### WHAT THE TASK REQUIRES
Where does the word "subtitle" show up in the data? Please find each such line and copy it.

### DATA
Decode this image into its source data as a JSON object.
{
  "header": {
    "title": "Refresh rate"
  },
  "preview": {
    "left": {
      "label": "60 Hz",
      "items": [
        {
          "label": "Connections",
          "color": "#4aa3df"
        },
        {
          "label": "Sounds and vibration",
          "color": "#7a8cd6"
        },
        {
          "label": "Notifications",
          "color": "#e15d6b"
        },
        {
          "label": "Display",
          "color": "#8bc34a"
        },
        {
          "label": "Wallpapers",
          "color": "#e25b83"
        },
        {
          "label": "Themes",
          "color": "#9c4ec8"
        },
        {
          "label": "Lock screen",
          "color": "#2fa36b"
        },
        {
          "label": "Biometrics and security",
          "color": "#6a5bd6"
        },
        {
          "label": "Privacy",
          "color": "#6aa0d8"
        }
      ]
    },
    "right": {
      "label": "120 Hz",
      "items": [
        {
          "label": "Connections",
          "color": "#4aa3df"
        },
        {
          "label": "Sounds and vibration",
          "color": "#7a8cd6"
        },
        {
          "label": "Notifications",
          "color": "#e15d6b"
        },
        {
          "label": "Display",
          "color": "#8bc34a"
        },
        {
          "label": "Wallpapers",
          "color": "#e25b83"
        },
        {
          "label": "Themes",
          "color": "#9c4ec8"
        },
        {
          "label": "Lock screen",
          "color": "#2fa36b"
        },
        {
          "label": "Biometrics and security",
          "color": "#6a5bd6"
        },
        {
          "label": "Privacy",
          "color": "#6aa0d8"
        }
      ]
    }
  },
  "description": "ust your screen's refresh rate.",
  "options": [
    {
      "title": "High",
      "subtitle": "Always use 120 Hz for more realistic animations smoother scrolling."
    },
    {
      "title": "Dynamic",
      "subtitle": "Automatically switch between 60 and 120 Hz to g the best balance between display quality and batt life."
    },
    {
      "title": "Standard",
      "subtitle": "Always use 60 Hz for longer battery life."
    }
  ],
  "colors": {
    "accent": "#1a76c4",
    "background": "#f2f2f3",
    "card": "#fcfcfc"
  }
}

### WORKED SOLUTION
      "subtitle": "Always use 120 Hz for more realistic animations smoother scrolling."
      "subtitle": "Automatically switch between 60 and 120 Hz to g the best balance between display quality and batt life."
      "subtitle": "Always use 60 Hz for longer battery life."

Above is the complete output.